Exercise objective -
Check every line of the entries for "classes", and copy the lines that hold it.
─── Provided data ───
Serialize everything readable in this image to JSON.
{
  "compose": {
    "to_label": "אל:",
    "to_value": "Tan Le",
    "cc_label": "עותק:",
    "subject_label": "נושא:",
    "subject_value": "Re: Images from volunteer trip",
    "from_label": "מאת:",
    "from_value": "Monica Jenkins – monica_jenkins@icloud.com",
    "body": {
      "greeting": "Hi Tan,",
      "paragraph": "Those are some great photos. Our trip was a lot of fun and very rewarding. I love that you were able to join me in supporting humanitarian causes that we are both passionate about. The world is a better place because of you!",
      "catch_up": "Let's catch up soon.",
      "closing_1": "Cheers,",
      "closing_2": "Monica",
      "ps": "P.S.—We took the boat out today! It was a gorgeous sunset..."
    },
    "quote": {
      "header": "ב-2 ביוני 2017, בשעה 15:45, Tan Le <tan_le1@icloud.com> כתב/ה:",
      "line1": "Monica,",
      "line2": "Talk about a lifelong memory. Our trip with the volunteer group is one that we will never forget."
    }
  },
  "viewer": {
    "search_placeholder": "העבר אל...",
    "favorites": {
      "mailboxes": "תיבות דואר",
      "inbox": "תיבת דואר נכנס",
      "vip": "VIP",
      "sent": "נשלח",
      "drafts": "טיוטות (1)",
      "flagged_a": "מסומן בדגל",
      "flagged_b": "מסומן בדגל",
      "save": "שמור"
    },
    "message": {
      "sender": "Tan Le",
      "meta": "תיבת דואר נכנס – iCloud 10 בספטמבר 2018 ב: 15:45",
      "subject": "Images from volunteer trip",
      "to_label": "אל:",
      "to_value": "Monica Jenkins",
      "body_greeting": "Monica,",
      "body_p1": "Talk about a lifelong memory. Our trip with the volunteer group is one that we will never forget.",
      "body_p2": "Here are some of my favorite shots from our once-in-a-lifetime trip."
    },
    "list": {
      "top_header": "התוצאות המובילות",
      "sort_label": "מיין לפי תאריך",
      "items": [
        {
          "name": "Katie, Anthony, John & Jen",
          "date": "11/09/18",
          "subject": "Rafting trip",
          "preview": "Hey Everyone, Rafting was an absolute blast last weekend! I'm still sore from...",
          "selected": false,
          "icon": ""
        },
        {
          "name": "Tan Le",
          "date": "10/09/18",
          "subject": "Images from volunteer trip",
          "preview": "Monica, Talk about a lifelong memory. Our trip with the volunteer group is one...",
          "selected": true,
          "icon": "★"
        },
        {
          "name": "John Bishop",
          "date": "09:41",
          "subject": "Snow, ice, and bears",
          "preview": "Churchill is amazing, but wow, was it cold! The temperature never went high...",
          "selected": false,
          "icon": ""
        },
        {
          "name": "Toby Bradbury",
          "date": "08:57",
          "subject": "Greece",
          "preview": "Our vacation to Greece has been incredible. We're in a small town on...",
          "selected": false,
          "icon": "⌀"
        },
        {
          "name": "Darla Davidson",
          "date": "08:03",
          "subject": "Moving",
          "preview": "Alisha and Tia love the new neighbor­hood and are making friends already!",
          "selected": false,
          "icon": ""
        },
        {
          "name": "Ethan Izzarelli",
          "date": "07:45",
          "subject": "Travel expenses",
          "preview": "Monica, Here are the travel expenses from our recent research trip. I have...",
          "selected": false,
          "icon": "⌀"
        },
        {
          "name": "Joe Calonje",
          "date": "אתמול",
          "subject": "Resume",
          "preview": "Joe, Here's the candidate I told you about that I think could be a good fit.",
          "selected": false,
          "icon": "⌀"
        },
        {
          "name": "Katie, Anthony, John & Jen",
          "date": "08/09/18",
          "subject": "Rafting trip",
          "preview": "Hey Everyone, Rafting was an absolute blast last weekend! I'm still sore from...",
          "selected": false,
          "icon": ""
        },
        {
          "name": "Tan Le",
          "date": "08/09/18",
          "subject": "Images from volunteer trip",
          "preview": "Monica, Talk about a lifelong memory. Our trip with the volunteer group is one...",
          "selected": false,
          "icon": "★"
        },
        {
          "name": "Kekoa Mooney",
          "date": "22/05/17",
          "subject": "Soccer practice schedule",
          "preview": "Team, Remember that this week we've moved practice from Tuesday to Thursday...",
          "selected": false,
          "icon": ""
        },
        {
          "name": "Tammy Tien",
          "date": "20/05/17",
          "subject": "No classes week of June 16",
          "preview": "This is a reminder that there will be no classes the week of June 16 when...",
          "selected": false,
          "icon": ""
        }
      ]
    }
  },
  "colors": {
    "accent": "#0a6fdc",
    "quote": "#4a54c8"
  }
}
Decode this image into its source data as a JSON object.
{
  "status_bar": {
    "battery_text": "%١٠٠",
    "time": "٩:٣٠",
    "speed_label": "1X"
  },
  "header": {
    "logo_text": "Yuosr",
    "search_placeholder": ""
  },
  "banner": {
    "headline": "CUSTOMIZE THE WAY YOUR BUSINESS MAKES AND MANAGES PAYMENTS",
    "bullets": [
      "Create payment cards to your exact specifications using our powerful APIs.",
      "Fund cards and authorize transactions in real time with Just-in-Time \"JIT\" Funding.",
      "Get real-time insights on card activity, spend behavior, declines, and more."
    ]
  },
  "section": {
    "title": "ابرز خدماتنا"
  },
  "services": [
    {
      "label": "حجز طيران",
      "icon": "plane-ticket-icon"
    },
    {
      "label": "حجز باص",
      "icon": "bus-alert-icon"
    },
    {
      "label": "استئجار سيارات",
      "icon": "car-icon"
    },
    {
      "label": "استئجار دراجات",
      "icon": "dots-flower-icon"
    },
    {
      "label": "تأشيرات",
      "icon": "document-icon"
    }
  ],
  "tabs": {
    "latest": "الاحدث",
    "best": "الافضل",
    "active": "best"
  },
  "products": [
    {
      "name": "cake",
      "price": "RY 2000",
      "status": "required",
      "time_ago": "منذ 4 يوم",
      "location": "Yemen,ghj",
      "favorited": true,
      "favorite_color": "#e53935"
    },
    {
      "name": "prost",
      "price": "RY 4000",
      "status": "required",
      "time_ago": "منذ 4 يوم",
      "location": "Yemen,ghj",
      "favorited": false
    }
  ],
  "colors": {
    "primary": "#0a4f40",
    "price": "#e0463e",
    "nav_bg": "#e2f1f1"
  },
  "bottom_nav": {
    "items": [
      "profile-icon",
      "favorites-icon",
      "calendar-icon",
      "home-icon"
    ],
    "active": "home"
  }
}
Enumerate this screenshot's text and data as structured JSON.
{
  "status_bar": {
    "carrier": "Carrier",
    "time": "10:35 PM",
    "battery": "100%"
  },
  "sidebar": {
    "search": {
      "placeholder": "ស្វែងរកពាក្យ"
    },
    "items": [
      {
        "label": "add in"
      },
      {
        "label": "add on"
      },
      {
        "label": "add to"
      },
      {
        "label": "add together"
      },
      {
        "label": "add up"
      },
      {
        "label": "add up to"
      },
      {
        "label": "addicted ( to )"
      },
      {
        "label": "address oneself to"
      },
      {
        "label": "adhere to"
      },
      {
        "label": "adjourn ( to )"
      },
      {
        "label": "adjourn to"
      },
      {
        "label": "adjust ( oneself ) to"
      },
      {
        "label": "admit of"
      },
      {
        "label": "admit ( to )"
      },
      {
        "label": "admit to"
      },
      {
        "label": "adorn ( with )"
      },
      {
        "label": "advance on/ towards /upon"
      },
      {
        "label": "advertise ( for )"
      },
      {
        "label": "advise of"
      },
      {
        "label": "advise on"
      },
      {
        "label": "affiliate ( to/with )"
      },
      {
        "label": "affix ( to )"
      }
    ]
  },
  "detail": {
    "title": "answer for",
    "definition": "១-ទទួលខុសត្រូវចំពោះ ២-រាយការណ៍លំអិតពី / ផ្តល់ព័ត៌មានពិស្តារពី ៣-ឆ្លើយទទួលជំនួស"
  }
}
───
Answer to the problem -
          "subject": "No classes week of June 16",
          "preview": "This is a reminder that there will be no classes the week of June 16 when...",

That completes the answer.